While this mismatch in regulations is already stark, Governor Carney had recently introduced Senate Bill 305 (which did not pass out of Committee) and would have empowered DNREC to grow the regulatory burden on small businesses even more than it already has.
At CRI, we want to be clear; we believe that the creation and oversight of regulations for health and safety - including appropriate environmental regulation - are a central role for government.
But, over time, the government continually adds regulations but rarely removes outdated ones. In Delaware's case, many existing regulations are aimed at businesses that largely no longer exist in the State (e.g., according to the latest report in 2019 by the Mercatus Center, there are almost 21,000 regulations on chemical manufacturing, an industry almost entirely gone from the state). But the army of bureaucrats devoted to these existing regulations still takes taxpayer money from higher priority areas like education and mental health.
Previous CRI analyses have exposed New Castle County's economy is smaller today than it was twenty years ago and that Delaware's aging demographics are making economic growth even more problematic in the state.

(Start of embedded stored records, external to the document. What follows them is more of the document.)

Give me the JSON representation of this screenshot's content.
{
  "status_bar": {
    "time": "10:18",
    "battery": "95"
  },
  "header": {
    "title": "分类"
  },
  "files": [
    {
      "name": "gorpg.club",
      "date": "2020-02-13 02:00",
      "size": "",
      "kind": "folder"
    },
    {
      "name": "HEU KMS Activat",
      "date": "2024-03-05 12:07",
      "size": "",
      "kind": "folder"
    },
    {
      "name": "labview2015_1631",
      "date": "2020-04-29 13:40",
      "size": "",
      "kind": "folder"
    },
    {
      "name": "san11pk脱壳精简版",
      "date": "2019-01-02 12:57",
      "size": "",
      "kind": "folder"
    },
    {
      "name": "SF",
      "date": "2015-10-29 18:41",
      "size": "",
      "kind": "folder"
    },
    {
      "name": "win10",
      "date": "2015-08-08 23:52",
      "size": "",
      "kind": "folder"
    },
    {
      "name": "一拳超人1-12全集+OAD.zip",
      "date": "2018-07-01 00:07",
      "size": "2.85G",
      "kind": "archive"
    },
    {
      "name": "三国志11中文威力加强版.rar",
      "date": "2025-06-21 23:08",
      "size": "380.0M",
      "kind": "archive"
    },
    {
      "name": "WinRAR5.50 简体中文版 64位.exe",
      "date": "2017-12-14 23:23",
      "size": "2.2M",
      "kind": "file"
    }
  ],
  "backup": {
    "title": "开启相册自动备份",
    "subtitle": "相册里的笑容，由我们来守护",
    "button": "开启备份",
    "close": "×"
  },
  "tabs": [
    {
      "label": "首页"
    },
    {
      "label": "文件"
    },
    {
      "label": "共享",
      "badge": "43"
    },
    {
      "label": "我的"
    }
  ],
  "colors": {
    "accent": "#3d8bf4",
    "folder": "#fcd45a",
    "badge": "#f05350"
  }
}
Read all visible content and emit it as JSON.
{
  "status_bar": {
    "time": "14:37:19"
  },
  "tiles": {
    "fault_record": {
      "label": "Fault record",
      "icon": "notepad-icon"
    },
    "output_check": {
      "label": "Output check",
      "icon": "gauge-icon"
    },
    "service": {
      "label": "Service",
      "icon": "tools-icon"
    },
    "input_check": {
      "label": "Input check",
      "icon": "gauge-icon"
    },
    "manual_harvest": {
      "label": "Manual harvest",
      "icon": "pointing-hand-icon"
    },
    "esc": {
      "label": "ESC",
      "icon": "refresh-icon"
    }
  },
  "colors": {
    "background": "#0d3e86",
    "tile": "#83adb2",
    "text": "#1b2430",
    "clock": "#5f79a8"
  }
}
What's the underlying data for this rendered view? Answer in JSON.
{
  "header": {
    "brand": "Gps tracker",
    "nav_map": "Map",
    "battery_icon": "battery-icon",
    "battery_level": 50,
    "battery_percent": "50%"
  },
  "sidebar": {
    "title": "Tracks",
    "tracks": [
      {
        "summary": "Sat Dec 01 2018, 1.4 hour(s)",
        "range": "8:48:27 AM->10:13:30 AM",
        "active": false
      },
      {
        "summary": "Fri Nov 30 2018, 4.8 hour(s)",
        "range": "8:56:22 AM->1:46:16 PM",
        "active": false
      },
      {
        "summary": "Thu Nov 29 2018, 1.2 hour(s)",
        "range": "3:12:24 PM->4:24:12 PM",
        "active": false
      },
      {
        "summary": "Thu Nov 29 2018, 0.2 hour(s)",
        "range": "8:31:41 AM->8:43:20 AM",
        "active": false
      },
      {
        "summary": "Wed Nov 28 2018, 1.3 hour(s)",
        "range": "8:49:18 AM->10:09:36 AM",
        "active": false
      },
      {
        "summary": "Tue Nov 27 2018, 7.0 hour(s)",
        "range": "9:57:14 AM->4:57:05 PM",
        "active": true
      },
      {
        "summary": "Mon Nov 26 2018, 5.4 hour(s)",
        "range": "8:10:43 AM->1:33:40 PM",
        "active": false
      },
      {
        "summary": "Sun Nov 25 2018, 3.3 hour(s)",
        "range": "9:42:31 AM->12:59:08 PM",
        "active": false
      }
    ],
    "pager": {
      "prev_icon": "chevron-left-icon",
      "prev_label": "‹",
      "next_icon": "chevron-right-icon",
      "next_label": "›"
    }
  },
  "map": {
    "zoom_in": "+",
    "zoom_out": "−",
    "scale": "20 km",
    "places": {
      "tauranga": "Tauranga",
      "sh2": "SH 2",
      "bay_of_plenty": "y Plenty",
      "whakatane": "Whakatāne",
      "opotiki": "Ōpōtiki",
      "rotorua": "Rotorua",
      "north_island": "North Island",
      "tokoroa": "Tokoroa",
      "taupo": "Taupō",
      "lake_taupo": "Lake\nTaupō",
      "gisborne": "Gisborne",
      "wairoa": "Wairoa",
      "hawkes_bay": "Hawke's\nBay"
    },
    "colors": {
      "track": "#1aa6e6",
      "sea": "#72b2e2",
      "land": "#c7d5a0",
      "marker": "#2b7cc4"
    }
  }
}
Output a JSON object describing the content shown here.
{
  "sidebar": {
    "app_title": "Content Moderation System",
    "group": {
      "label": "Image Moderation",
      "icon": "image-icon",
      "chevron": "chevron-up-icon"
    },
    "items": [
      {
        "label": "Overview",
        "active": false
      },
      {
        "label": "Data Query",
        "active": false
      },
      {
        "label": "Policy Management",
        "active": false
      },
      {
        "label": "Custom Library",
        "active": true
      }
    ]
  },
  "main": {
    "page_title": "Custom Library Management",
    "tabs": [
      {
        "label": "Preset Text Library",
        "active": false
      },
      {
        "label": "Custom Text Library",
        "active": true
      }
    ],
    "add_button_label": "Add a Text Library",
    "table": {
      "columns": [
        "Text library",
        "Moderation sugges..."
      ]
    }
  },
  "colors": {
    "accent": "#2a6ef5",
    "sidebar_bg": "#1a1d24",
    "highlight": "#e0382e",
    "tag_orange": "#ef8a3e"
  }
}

Regulatory updating can refocus Delaware's government on what is important to current and future citizens while freeing small businesses from wasting resources on outdated rules which ensnare them in a bureaucratic morass, slowing or even, in the case of New Castle County, stopping economic growth.
We recommend that Governor John Carney sign an executive order mandating that before a new regulation can be added, two regulations must be removed. Let's help Delaware's small businesses help themselves and their employees.